The coming of the railways saw the demise of the stagecoach, but they were still used on minor routes till the early part nineteen hundreds till the car or motorised bus replaced them.
Jim’s talk was preceded by a brief AGM of the Heritage Group.

Friday 14th and Saturday 15th June 2019 at Stratherrick Hall

Following the resounding success of our ‘Things we used to use’ two-day exhibition last summer, we decided to stage something similar this year. To mark the 100th birthday of the Forestry Commission, the Trees and Forests of South Loch Ness exhibition was mounted in (and outside) Stratherrick Hall, masterminded by Bob Main and Mags Fraser, with an informative and hugely entertaining talk by Bryce Reynard on the Friday evening.

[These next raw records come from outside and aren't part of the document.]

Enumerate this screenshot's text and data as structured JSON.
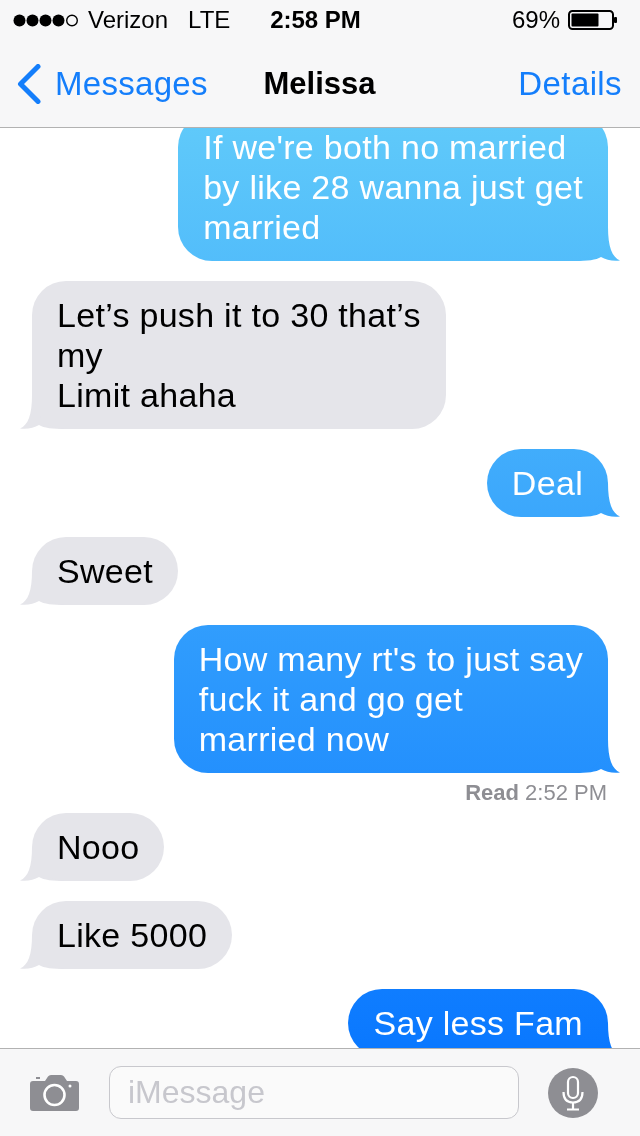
{
  "status_bar": {
    "carrier": "Verizon",
    "network": "LTE",
    "time": "2:58 PM",
    "battery": "69%"
  },
  "nav_bar": {
    "back": "Messages",
    "title": "Melissa",
    "action": "Details"
  },
  "messages": [
    {
      "kind": "sent",
      "text": "If we're both no married\nby like 28 wanna just get\nmarried"
    },
    {
      "kind": "received",
      "text": "Let’s push it to 30 that’s\nmy\nLimit ahaha"
    },
    {
      "kind": "sent",
      "text": "Deal"
    },
    {
      "kind": "received",
      "text": "Sweet"
    },
    {
      "kind": "sent",
      "text": "How many rt's to just say\nfuck it and go get\nmarried now",
      "read_receipt": "**Read** 2:52 PM"
    },
    {
      "kind": "received",
      "text": "Nooo"
    },
    {
      "kind": "received",
      "text": "Like 5000"
    },
    {
      "kind": "sent",
      "text": "Say less Fam"
    }
  ],
  "composer": {
    "placeholder": "iMessage"
  }
}
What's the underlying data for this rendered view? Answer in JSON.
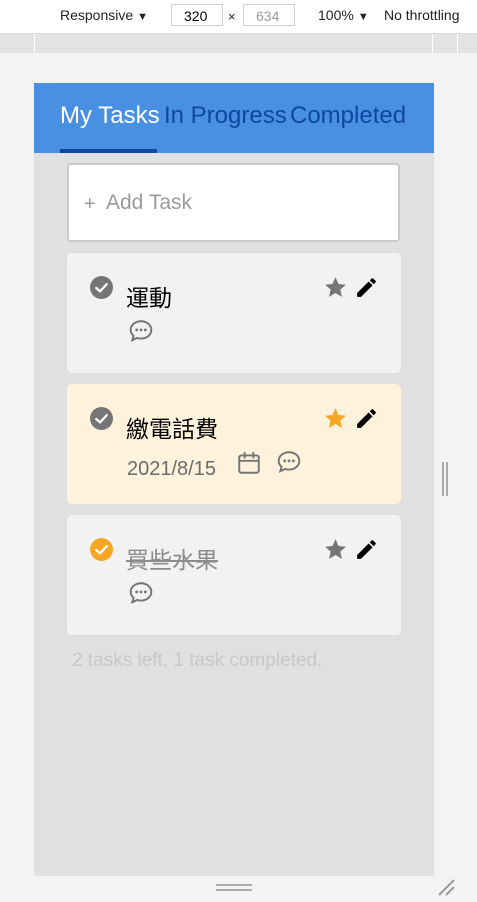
{
  "devtools": {
    "device_mode": "Responsive",
    "width": "320",
    "height": "634",
    "zoom": "100%",
    "throttling": "No throttling"
  },
  "tabs": [
    {
      "label": "My Tasks",
      "active": true
    },
    {
      "label": "In Progress",
      "active": false
    },
    {
      "label": "Completed",
      "active": false
    }
  ],
  "add_task": {
    "plus": "+",
    "label": "Add Task"
  },
  "tasks": [
    {
      "title": "運動",
      "completed": false,
      "starred": false,
      "date": "",
      "icons": [
        "check-circle-icon",
        "star-icon",
        "pencil-icon",
        "comment-icon"
      ]
    },
    {
      "title": "繳電話費",
      "completed": false,
      "starred": true,
      "date": "2021/8/15",
      "icons": [
        "check-circle-icon",
        "star-icon",
        "pencil-icon",
        "calendar-icon",
        "comment-icon"
      ]
    },
    {
      "title": "買些水果",
      "completed": true,
      "starred": false,
      "date": "",
      "icons": [
        "check-circle-icon",
        "star-icon",
        "pencil-icon",
        "comment-icon"
      ]
    }
  ],
  "status": "2 tasks left, 1 task completed.",
  "colors": {
    "header_bg": "#4a90e2",
    "tab_text": "#0d47a1",
    "tab_active_text": "#ffffff",
    "starred_card_bg": "#fff2dc",
    "star_active": "#f5a623",
    "check_completed": "#f5a623",
    "check_default": "#757575"
  }
}
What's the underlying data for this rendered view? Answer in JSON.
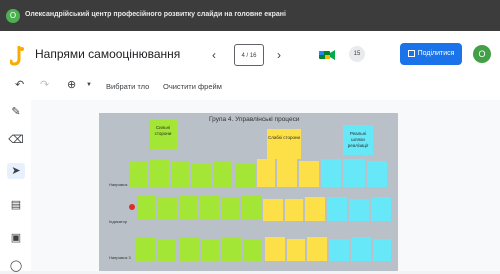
{
  "notification": {
    "text": "Олександрійський центр професійного розвитку слайди на головне екрані",
    "avatar_letter": "O"
  },
  "header": {
    "title": "Напрями самооцінювання",
    "frame_indicator": "4 / 16",
    "participants_count": "15",
    "share_label": "Поділитися",
    "user_avatar_letter": "О"
  },
  "toolbar": {
    "set_background": "Вибрати тло",
    "clear_frame": "Очистити фрейм"
  },
  "sidebar": {
    "tools": [
      "pen-icon",
      "eraser-icon",
      "cursor-icon",
      "sticky-note-icon",
      "image-icon",
      "circle-icon"
    ]
  },
  "board": {
    "title": "Група 4. Управлінські процеси",
    "headers": {
      "strengths": "Сильні сторони",
      "weaknesses": "Слабкі сторони",
      "recommendations": "Реальні шляхи реалізації"
    },
    "row_labels": [
      "Напрямок 1",
      "Індикатор",
      "Напрямок 3"
    ]
  },
  "colors": {
    "green": "#a3e635",
    "yellow": "#fde047",
    "cyan": "#67e8f9",
    "share": "#1a73e8"
  }
}
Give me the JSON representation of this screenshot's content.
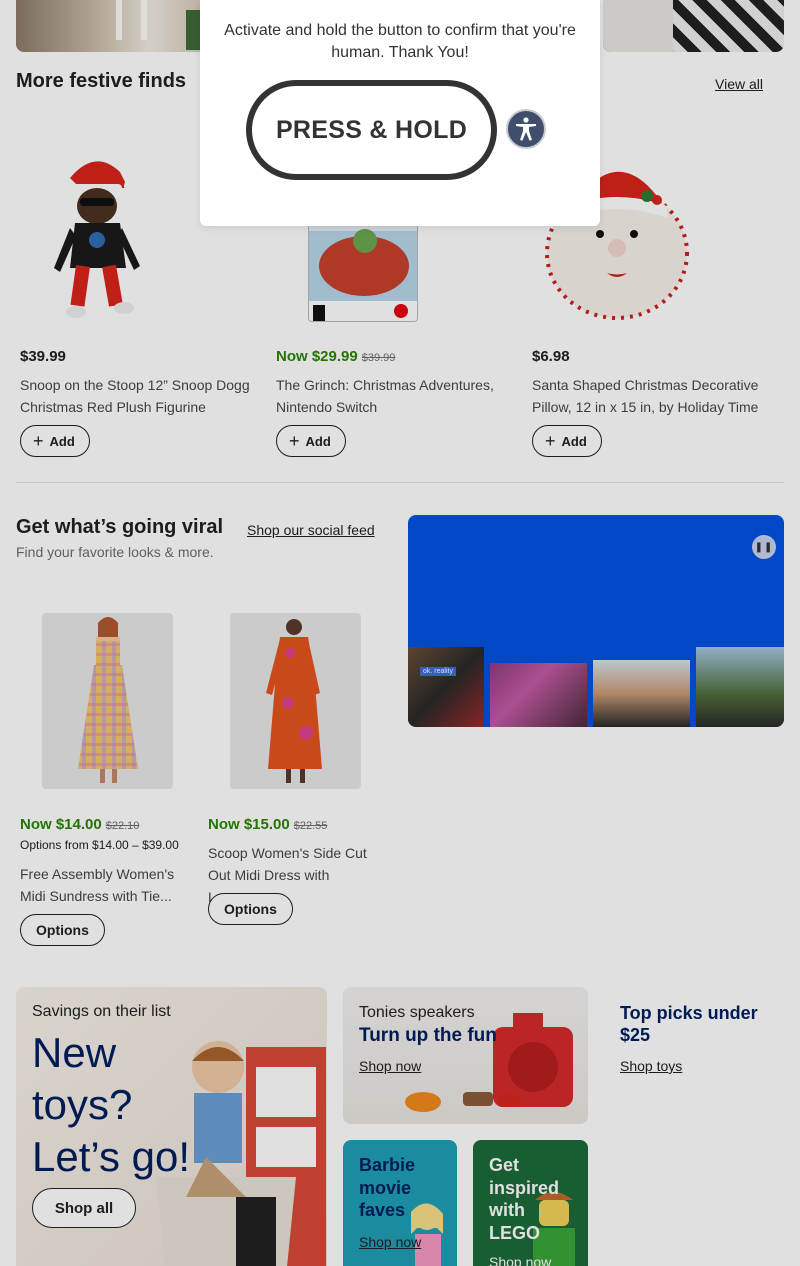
{
  "modal": {
    "message": "Activate and hold the button to confirm that you're human. Thank You!",
    "button_label": "PRESS & HOLD",
    "accessibility_icon": "accessibility-icon"
  },
  "festive": {
    "title": "More festive finds",
    "view_all": "View all",
    "products": [
      {
        "price": "$39.99",
        "was": "",
        "title": "Snoop on the Stoop 12” Snoop Dogg Christmas Red Plush Figurine",
        "button": "Add"
      },
      {
        "price": "Now $29.99",
        "was": "$39.99",
        "title": "The Grinch: Christmas Adventures, Nintendo Switch",
        "button": "Add"
      },
      {
        "price": "$6.98",
        "was": "",
        "title": "Santa Shaped Christmas Decorative Pillow, 12 in x 15 in, by Holiday Time",
        "button": "Add"
      }
    ]
  },
  "viral": {
    "title": "Get what’s going viral",
    "link": "Shop our social feed",
    "subtitle": "Find your favorite looks & more.",
    "video_badge": "ok. reality",
    "pause_icon": "pause-icon",
    "products": [
      {
        "price": "Now $14.00",
        "was": "$22.10",
        "options_range": "Options from $14.00 – $39.00",
        "title": "Free Assembly Women's Midi Sundress with Tie...",
        "button": "Options"
      },
      {
        "price": "Now $15.00",
        "was": "$22.55",
        "options_range": "",
        "title": "Scoop Women's Side Cut Out Midi Dress with Lon...",
        "button": "Options"
      }
    ]
  },
  "tiles": {
    "toys": {
      "eyebrow": "Savings on their list",
      "headline_1": "New",
      "headline_2": "toys?",
      "headline_3": "Let’s go!",
      "button": "Shop all"
    },
    "tonies": {
      "eyebrow": "Tonies speakers",
      "headline": "Turn up the fun",
      "link": "Shop now"
    },
    "under25": {
      "headline_1": "Top picks under",
      "headline_2": "$25",
      "link": "Shop toys"
    },
    "barbie": {
      "headline_1": "Barbie",
      "headline_2": "movie",
      "headline_3": "faves",
      "link": "Shop now"
    },
    "lego": {
      "headline_1": "Get",
      "headline_2": "inspired",
      "headline_3": "with",
      "headline_4": "LEGO",
      "link": "Shop now"
    }
  },
  "colors": {
    "price_now": "#2a8703",
    "brand_blue": "#0053e2",
    "navy": "#001e60"
  }
}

As last year, the local primary school pupils were our first guests on the Friday, and found the exhibits fascinating, asking lots of questions which showed their enthusiasm and interest.

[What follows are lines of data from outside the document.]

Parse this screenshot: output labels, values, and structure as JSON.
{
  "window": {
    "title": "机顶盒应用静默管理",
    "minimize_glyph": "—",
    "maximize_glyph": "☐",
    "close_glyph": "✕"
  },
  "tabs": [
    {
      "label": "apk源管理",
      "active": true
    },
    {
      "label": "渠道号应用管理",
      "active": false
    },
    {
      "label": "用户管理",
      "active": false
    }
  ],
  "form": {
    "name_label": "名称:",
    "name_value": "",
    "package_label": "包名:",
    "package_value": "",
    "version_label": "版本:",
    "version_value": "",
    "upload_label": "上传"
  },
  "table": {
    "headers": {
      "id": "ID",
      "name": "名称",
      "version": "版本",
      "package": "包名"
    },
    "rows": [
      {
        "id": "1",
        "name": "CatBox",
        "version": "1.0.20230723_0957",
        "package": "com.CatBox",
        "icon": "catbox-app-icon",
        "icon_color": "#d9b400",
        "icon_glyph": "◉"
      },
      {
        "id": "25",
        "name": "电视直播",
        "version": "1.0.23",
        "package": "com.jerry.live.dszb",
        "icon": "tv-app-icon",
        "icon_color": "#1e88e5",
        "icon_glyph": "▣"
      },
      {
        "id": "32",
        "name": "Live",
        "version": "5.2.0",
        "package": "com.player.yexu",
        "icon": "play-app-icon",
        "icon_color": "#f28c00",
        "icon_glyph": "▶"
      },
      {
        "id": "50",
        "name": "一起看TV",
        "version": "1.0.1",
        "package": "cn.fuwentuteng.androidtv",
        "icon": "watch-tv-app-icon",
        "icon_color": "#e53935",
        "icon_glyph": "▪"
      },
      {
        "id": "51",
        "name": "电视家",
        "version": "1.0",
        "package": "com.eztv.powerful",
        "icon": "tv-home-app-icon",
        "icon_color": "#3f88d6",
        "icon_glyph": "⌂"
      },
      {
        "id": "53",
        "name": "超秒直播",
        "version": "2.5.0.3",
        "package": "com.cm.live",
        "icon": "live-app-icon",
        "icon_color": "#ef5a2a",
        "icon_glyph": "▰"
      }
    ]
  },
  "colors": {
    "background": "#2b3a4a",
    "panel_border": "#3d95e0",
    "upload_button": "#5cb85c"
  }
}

Inside the hall were a wide variety of wall displays, maps, ‘browsing tables’ of books and magazines, forestry tools from ancient to modern, including power saws, trees themselves from seedlings of different species to full-grown cross-sections showing annual growth rings. Particularly impressive was Mags’ and Janet’s ‘timeline’ showing the history of forestry in South Loch Ness and its effects on the life and landscape of our area. Outside, on the hall wall, were some of the Forestry Commission’s signs (including fire warnings) that have been so familiar over the years, while in the car park were old Ferguson and Fordson tractors, a vintage McConnel circular saw and a modern mobile saw mill producing boards from logs – these were all demonstrated, attracting much interest. We had some members of the public looking in after the Friday school visits, but many more enjoyed the exhibition on Saturday, including a group of local retired foresters.

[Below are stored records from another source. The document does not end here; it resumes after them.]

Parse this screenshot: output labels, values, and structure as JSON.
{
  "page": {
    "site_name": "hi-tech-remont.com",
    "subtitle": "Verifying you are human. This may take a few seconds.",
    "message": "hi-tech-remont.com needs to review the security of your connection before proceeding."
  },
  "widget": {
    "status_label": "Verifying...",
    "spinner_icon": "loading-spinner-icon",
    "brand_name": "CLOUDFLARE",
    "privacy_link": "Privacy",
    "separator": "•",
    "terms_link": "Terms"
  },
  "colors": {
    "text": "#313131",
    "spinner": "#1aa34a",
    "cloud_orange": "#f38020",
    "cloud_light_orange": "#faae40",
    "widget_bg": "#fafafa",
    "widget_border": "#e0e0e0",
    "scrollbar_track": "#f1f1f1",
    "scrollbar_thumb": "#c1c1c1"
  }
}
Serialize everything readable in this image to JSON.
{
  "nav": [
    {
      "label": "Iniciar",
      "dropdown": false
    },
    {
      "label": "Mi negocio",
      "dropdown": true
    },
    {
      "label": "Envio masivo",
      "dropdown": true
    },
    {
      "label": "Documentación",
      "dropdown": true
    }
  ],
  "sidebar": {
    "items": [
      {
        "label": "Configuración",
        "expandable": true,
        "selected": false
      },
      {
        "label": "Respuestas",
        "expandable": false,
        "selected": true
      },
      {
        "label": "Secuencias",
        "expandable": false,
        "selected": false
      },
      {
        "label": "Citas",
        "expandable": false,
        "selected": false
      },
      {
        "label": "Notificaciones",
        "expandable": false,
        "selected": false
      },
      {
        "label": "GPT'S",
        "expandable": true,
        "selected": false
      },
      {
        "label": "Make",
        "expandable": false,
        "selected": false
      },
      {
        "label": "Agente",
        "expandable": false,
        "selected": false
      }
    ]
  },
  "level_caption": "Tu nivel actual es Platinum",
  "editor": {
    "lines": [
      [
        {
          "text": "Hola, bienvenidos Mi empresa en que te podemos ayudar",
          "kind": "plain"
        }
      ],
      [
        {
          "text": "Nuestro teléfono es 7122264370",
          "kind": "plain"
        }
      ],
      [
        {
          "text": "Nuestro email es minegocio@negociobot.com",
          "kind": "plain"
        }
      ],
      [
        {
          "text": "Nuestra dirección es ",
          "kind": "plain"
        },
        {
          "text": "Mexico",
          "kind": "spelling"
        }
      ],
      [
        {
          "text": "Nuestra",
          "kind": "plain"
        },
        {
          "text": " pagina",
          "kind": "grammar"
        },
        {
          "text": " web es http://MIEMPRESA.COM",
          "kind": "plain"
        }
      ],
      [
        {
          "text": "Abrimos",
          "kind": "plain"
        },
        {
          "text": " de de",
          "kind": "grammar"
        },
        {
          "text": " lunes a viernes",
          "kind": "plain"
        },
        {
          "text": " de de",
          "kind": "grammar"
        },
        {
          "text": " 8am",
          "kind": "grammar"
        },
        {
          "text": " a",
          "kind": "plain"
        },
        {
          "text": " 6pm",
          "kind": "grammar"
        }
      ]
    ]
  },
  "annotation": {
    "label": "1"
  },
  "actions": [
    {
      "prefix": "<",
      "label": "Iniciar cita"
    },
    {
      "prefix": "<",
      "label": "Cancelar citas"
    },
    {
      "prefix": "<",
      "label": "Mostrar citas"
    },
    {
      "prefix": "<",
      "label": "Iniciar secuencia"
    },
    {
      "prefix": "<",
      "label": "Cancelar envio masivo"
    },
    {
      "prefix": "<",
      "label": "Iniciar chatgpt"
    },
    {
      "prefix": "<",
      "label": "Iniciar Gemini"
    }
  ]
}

A good turnout of about forty heard Bryce’s talk on Friday evening. After a short but fascinating black-and-white film about Scottish forestry in the early 50s, Bryce launched into a wonderfully colourful life history, with anecdotes from his forestry career which took him to virtually every corner of Scotland. As his life history advanced, his assistant Fred Millwood modelled the various Commission uniform jackets used over the decades, from tweed with red collars with crowns on them, right up to modern fleeces. Bryce found a growing interest in hillwalking fitted in ideally with his job, and another profitable sideline was running bed-and-breakfast with his wife in their several forestry homes. Bryce and Fred rounded off a great evening with a tuneful and amusing duet, and one was left with a feeling that here were two men who had found the ideal life career!

In conclusion, many thanks are due to Bob (himself a civil engineer with the Forestry Commission) and to Mags (who got a little presentation for all her hours of meticulous preparation) and to the numerous people who lent material and artefacts for the display, and also several from outwith the Heritage Group who gave their time over the two days to help man (and woman!) the event. In all, another huge success for the Group.